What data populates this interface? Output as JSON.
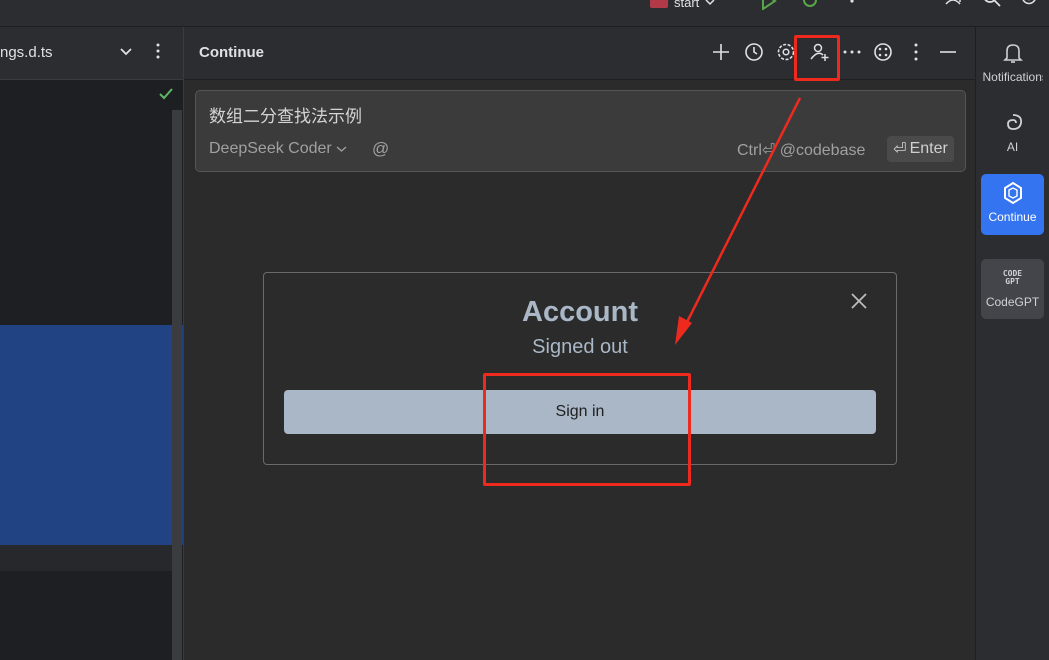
{
  "toolbar": {
    "run_config": "start",
    "icons": [
      "run-icon",
      "debug-icon",
      "more-icon",
      "add-user-icon",
      "search-icon",
      "settings-icon"
    ]
  },
  "editor": {
    "file_tab": "ngs.d.ts",
    "status_icon": "check-icon",
    "selection_color": "#214283"
  },
  "continue_panel": {
    "title": "Continue",
    "header_icons": [
      "plus-icon",
      "history-icon",
      "gear-icon",
      "account-icon",
      "ellipsis-horizontal-icon",
      "extensions-icon",
      "ellipsis-vertical-icon",
      "minimize-icon"
    ],
    "input": {
      "text": "数组二分查找法示例",
      "model": "DeepSeek Coder",
      "at_symbol": "@",
      "shortcut_hint": "Ctrl⏎ @codebase",
      "enter_label": "Enter",
      "enter_glyph": "⏎"
    }
  },
  "account_dialog": {
    "title": "Account",
    "status": "Signed out",
    "signin_label": "Sign in",
    "accent": "#a9b7c6"
  },
  "right_tools": [
    {
      "label": "Notifications",
      "icon": "bell-icon"
    },
    {
      "label": "AI",
      "icon": "ai-swirl-icon"
    },
    {
      "label": "Continue",
      "icon": "continue-logo-icon",
      "active": true,
      "color": "#3574f0"
    },
    {
      "label": "CodeGPT",
      "icon": "codegpt-logo-icon",
      "logo_text": "CODE GPT"
    }
  ],
  "annotations": {
    "color": "#ee2a1f",
    "items": [
      "highlight-account-icon",
      "highlight-sign-in-button",
      "arrow-account-to-signin"
    ]
  }
}
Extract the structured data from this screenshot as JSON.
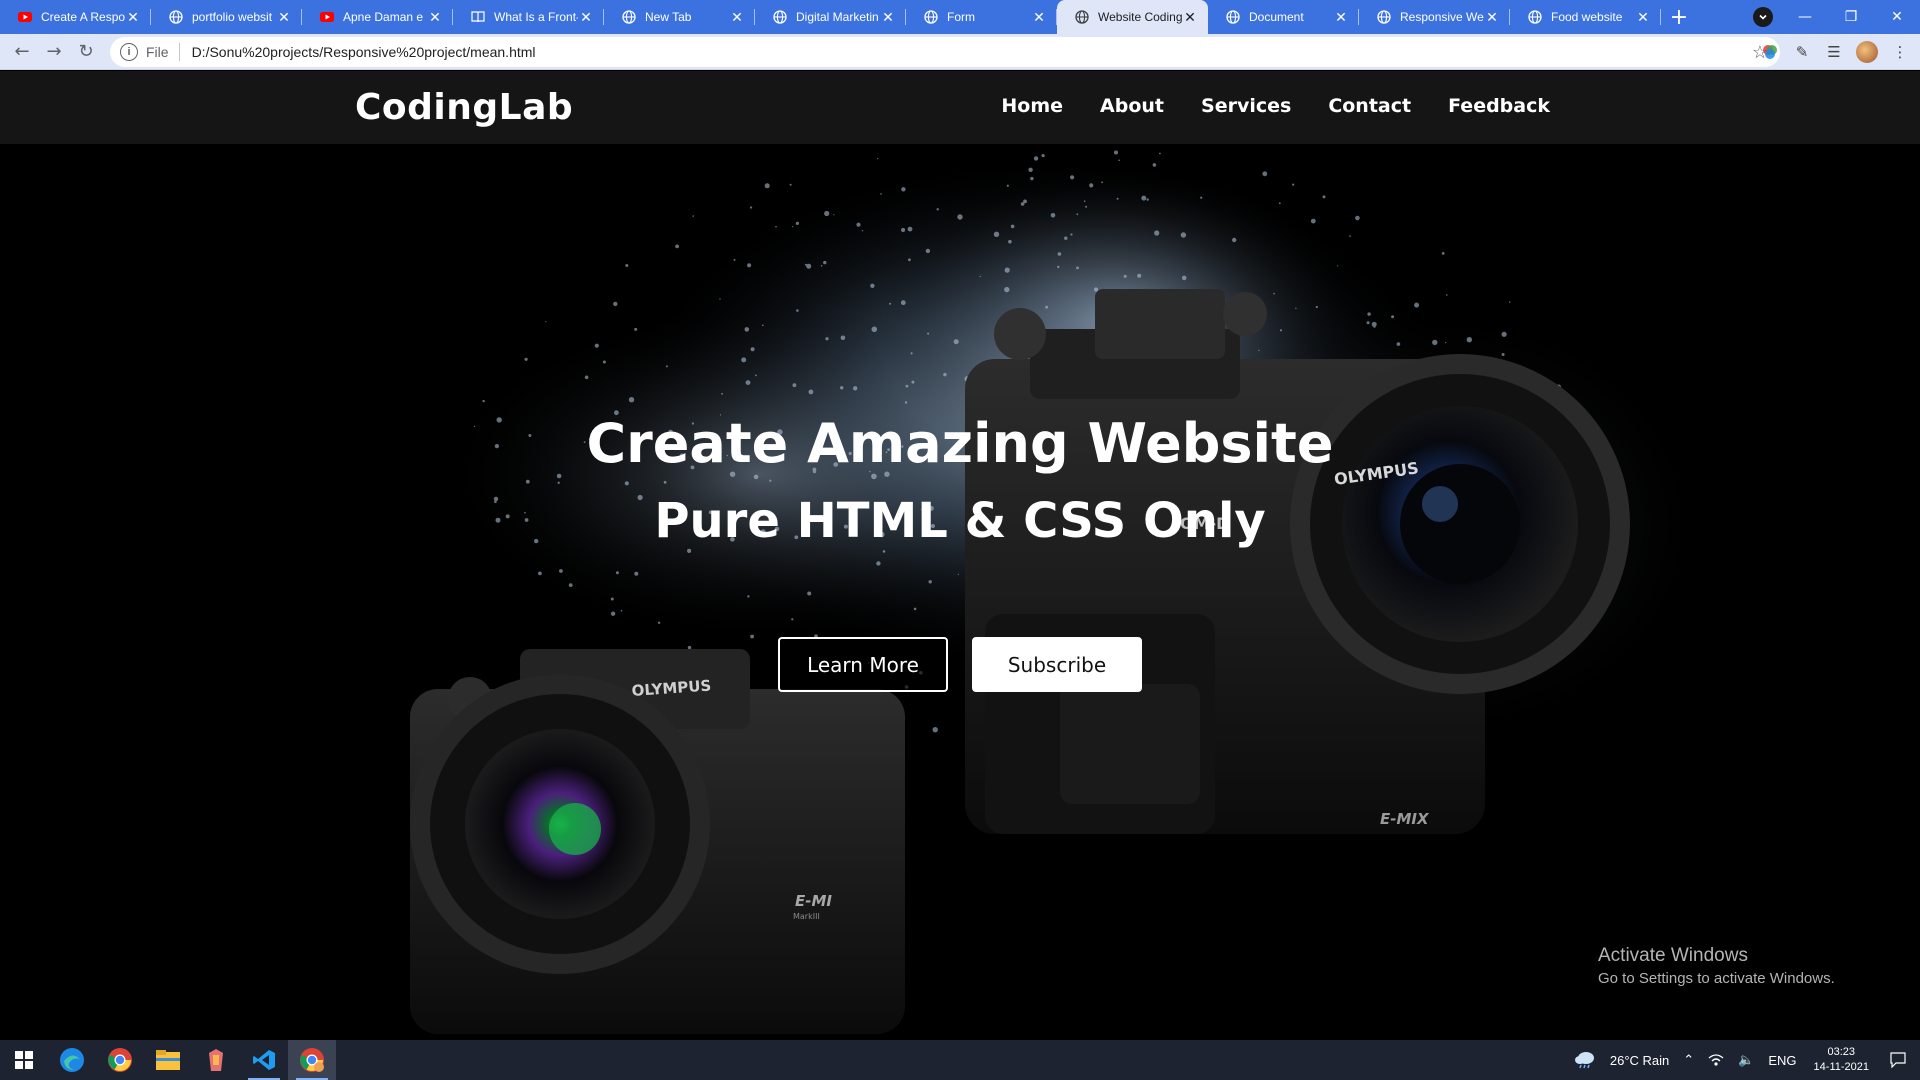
{
  "browser": {
    "tabs": [
      {
        "title": "Create A Respon",
        "favicon": "youtube-icon",
        "active": false
      },
      {
        "title": "portfolio websit",
        "favicon": "globe-icon",
        "active": false
      },
      {
        "title": "Apne Daman e",
        "favicon": "youtube-icon",
        "active": false
      },
      {
        "title": "What Is a Front-",
        "favicon": "book-icon",
        "active": false
      },
      {
        "title": "New Tab",
        "favicon": "globe-icon",
        "active": false
      },
      {
        "title": "Digital Marketin",
        "favicon": "globe-icon",
        "active": false
      },
      {
        "title": "Form",
        "favicon": "globe-icon",
        "active": false
      },
      {
        "title": "Website Coding",
        "favicon": "globe-icon",
        "active": true
      },
      {
        "title": "Document",
        "favicon": "globe-icon",
        "active": false
      },
      {
        "title": "Responsive Web",
        "favicon": "globe-icon",
        "active": false
      },
      {
        "title": "Food website",
        "favicon": "globe-icon",
        "active": false
      }
    ],
    "address": {
      "scheme_label": "File",
      "url": "D:/Sonu%20projects/Responsive%20project/mean.html"
    }
  },
  "site": {
    "logo": "CodingLab",
    "nav": [
      "Home",
      "About",
      "Services",
      "Contact",
      "Feedback"
    ],
    "hero": {
      "title": "Create Amazing Website",
      "subtitle": "Pure HTML & CSS Only",
      "learn_more": "Learn More",
      "subscribe": "Subscribe"
    },
    "camera_labels": {
      "brand_left": "OLYMPUS",
      "brand_right": "OLYMPUS",
      "model_omd": "OM-D",
      "model_emi": "E-MI",
      "model_mark": "MarkIII",
      "model_emix": "E-MIX"
    }
  },
  "watermark": {
    "line1": "Activate Windows",
    "line2": "Go to Settings to activate Windows."
  },
  "taskbar": {
    "weather": "26°C  Rain",
    "language": "ENG",
    "time": "03:23",
    "date": "14-11-2021"
  },
  "colors": {
    "tab_strip": "#3c72e0",
    "toolbar": "#dee6f7",
    "nav_bg": "#151515",
    "taskbar": "#1d2331"
  }
}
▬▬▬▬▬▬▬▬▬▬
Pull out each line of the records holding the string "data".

### Solution to this task
What data populates this interface? Output as JSON.
Extract the structured data from this screenshot as JSON.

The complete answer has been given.